[Task requirements] The required output is all lines below that contain the word "field".

====

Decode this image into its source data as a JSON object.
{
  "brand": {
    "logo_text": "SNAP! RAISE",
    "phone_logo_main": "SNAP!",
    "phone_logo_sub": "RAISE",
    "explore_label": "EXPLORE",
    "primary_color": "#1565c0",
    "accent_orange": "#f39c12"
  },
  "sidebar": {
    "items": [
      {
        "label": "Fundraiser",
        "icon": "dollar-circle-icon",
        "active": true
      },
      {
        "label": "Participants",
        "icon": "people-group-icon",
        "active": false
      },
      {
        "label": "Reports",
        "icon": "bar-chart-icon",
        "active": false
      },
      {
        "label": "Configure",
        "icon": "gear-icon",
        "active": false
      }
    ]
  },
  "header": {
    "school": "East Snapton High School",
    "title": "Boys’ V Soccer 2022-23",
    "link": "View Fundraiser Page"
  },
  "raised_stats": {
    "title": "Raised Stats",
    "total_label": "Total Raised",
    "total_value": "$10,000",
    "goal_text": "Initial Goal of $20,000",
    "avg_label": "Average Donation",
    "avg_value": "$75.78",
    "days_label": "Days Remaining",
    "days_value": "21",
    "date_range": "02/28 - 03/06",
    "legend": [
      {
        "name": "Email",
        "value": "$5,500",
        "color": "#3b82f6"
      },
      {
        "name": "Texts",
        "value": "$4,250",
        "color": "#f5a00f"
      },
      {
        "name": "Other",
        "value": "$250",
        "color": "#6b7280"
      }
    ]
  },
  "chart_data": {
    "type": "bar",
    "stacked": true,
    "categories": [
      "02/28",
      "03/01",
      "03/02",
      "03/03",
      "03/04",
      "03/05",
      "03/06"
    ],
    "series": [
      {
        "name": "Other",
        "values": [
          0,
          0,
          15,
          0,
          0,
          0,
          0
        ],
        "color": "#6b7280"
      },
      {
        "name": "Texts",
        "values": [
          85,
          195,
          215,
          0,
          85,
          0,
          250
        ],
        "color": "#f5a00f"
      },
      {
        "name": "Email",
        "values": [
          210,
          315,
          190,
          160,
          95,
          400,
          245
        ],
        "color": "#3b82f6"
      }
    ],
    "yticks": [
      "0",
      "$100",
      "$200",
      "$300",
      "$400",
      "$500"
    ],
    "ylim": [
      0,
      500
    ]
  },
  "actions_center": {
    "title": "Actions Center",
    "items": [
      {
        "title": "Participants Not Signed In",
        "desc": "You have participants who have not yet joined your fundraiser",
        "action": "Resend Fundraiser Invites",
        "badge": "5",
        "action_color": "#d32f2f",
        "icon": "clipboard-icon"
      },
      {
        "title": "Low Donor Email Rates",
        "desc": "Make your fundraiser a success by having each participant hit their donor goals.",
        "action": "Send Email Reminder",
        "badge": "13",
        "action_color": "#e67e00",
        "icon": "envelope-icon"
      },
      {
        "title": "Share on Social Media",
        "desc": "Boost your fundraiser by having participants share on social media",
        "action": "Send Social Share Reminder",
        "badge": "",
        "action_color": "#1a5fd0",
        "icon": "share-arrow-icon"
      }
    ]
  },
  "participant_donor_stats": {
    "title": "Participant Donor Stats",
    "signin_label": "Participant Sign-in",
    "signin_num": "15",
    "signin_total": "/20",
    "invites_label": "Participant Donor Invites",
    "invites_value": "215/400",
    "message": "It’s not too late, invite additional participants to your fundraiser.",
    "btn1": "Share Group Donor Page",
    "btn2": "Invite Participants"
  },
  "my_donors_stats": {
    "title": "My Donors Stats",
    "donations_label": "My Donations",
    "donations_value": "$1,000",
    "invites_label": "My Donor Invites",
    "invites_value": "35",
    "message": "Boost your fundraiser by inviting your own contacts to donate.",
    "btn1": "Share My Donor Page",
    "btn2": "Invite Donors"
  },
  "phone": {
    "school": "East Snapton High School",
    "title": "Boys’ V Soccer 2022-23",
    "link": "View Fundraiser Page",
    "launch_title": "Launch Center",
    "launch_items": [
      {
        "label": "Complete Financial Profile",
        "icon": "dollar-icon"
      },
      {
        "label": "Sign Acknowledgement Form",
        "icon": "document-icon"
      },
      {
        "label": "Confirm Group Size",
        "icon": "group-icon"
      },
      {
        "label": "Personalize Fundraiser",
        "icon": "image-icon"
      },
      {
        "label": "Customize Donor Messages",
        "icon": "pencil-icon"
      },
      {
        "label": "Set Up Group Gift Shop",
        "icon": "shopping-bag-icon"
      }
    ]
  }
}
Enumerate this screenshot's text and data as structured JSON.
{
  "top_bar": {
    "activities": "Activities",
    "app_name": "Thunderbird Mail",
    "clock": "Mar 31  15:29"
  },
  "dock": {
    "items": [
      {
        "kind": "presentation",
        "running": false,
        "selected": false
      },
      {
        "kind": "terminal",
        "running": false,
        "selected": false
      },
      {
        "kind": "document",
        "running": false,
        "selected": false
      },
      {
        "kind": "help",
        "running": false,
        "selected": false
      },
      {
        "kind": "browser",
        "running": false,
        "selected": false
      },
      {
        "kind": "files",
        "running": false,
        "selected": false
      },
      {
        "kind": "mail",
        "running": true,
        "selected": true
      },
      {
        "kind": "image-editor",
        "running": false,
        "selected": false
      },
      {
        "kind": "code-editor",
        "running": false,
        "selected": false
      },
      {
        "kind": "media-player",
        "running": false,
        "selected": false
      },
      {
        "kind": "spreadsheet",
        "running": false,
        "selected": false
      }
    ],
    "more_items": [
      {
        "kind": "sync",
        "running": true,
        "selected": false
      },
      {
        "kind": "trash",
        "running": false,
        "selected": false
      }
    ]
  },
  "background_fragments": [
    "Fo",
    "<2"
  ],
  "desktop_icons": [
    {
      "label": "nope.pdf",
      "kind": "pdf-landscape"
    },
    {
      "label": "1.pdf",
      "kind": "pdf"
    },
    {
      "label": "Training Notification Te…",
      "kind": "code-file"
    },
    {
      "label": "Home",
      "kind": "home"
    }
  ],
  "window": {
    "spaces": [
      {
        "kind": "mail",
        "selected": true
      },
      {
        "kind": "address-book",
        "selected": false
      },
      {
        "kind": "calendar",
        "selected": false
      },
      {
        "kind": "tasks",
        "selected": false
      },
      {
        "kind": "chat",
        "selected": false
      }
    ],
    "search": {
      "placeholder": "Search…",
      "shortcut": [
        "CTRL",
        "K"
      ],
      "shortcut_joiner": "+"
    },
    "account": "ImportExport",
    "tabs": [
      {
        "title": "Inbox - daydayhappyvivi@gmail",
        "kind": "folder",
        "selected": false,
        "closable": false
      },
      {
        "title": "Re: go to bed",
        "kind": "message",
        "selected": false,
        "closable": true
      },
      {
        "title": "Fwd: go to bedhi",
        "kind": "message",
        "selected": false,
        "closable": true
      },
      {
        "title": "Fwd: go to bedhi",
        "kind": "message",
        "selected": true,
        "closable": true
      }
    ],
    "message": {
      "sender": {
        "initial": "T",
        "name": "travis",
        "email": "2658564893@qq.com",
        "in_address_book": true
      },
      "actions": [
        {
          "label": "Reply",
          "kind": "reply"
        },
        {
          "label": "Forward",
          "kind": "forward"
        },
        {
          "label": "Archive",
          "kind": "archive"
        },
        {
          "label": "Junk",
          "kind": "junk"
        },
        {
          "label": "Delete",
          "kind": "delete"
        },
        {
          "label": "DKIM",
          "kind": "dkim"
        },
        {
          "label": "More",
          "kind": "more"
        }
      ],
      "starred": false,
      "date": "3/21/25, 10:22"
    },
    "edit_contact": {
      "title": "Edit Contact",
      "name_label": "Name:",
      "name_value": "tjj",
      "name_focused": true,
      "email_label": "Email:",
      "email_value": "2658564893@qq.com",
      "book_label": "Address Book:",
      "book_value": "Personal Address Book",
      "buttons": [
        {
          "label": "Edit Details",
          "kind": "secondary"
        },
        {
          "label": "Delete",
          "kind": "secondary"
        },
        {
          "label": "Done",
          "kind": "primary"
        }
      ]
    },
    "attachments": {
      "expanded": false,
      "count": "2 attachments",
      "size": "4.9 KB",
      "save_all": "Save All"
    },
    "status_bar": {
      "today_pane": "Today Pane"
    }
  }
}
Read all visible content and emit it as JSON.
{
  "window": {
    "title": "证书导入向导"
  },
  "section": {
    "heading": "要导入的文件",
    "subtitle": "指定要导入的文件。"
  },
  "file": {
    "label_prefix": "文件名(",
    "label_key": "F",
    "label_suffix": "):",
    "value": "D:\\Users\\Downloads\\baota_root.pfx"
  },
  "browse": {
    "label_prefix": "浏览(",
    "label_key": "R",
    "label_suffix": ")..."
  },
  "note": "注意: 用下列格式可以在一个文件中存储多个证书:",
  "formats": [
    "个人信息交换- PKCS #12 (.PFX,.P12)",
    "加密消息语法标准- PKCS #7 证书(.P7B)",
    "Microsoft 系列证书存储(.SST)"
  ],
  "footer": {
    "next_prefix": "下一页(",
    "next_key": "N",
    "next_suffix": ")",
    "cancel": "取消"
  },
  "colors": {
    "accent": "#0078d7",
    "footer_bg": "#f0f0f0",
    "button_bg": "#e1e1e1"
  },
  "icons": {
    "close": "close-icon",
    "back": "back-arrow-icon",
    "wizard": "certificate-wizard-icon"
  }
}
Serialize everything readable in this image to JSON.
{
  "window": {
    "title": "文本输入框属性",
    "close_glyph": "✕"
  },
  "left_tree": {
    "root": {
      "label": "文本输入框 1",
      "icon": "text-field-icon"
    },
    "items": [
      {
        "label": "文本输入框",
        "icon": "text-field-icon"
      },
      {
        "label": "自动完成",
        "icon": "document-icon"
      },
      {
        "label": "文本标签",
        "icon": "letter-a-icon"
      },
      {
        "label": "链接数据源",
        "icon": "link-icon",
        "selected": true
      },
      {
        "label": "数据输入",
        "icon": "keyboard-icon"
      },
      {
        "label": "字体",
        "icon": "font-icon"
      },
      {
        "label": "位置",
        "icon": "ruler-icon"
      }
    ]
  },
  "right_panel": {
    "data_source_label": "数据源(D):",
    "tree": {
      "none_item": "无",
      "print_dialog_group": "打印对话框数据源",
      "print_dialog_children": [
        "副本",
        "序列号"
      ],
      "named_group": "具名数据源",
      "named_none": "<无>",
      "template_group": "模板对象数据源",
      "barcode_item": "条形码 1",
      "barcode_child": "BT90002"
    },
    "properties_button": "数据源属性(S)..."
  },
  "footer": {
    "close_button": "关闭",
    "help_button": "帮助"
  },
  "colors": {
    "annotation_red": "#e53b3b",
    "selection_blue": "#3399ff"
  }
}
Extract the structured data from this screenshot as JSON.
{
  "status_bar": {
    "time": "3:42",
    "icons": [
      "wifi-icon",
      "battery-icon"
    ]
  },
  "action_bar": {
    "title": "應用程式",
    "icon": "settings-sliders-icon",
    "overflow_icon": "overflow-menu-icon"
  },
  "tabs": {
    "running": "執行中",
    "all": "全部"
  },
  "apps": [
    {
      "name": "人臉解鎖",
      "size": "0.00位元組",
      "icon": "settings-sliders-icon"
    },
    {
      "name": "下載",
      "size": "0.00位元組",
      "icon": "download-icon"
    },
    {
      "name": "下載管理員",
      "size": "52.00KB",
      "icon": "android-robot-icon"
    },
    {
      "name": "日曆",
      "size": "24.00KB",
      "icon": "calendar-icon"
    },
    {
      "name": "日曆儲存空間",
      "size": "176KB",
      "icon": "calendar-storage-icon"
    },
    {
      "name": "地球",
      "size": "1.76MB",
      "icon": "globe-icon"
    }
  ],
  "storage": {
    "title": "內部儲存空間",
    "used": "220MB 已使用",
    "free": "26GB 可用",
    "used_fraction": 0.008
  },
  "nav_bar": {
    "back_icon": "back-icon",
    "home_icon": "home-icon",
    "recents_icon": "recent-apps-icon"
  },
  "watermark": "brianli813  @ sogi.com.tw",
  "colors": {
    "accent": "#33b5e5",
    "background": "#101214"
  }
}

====

[Your solution]
      "icon": "text-field-icon"
        "icon": "text-field-icon"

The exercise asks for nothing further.